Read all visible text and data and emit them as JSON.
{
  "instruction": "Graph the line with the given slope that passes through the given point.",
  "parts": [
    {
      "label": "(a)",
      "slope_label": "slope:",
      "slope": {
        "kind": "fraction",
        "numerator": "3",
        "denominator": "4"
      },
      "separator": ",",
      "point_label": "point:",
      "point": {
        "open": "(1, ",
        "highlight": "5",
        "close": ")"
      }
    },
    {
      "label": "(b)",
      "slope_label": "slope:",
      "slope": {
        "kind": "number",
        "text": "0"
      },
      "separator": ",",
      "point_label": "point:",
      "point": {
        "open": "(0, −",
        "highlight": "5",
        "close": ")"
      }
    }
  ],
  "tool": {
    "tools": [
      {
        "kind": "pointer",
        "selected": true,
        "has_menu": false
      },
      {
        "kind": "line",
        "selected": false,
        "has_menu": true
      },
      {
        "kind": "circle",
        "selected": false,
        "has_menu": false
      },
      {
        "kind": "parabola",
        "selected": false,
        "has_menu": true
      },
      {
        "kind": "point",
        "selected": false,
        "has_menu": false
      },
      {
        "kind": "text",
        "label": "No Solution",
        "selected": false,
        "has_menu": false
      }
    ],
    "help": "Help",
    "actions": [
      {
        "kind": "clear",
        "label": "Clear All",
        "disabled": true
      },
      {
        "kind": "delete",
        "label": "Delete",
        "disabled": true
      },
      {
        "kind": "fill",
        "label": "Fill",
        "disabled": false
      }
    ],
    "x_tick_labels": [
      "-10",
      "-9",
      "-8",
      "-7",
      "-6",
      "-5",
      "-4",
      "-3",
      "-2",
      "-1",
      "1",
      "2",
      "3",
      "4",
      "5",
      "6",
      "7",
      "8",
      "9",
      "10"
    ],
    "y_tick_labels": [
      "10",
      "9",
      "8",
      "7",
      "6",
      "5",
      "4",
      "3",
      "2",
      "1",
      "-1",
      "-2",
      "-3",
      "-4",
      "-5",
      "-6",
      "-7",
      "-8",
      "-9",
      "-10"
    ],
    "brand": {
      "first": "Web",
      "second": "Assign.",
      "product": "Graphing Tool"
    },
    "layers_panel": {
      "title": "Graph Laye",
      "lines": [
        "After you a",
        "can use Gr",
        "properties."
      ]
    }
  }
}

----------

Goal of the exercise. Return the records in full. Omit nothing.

Written solution.
Read all visible text and data and emit them as JSON.
{
  "instruction": "Graph the line with the given slope that passes through the given point.",
  "parts": [
    {
      "label": "(a)",
      "slope_label": "slope:",
      "slope": {
        "kind": "fraction",
        "numerator": "3",
        "denominator": "4"
      },
      "separator": ",",
      "point_label": "point:",
      "point": {
        "open": "(1, ",
        "highlight": "5",
        "close": ")"
      }
    },
    {
      "label": "(b)",
      "slope_label": "slope:",
      "slope": {
        "kind": "number",
        "text": "0"
      },
      "separator": ",",
      "point_label": "point:",
      "point": {
        "open": "(0, −",
        "highlight": "5",
        "close": ")"
      }
    }
  ],
  "tool": {
    "tools": [
      {
        "kind": "pointer",
        "selected": true,
        "has_menu": false
      },
      {
        "kind": "line",
        "selected": false,
        "has_menu": true
      },
      {
        "kind": "circle",
        "selected": false,
        "has_menu": false
      },
      {
        "kind": "parabola",
        "selected": false,
        "has_menu": true
      },
      {
        "kind": "point",
        "selected": false,
        "has_menu": false
      },
      {
        "kind": "text",
        "label": "No Solution",
        "selected": false,
        "has_menu": false
      }
    ],
    "help": "Help",
    "actions": [
      {
        "kind": "clear",
        "label": "Clear All",
        "disabled": true
      },
      {
        "kind": "delete",
        "label": "Delete",
        "disabled": true
      },
      {
        "kind": "fill",
        "label": "Fill",
        "disabled": false
      }
    ],
    "x_tick_labels": [
      "-10",
      "-9",
      "-8",
      "-7",
      "-6",
      "-5",
      "-4",
      "-3",
      "-2",
      "-1",
      "1",
      "2",
      "3",
      "4",
      "5",
      "6",
      "7",
      "8",
      "9",
      "10"
    ],
    "y_tick_labels": [
      "10",
      "9",
      "8",
      "7",
      "6",
      "5",
      "4",
      "3",
      "2",
      "1",
      "-1",
      "-2",
      "-3",
      "-4",
      "-5",
      "-6",
      "-7",
      "-8",
      "-9",
      "-10"
    ],
    "brand": {
      "first": "Web",
      "second": "Assign.",
      "product": "Graphing Tool"
    },
    "layers_panel": {
      "title": "Graph Laye",
      "lines": [
        "After you a",
        "can use Gr",
        "properties."
      ]
    }
  }
}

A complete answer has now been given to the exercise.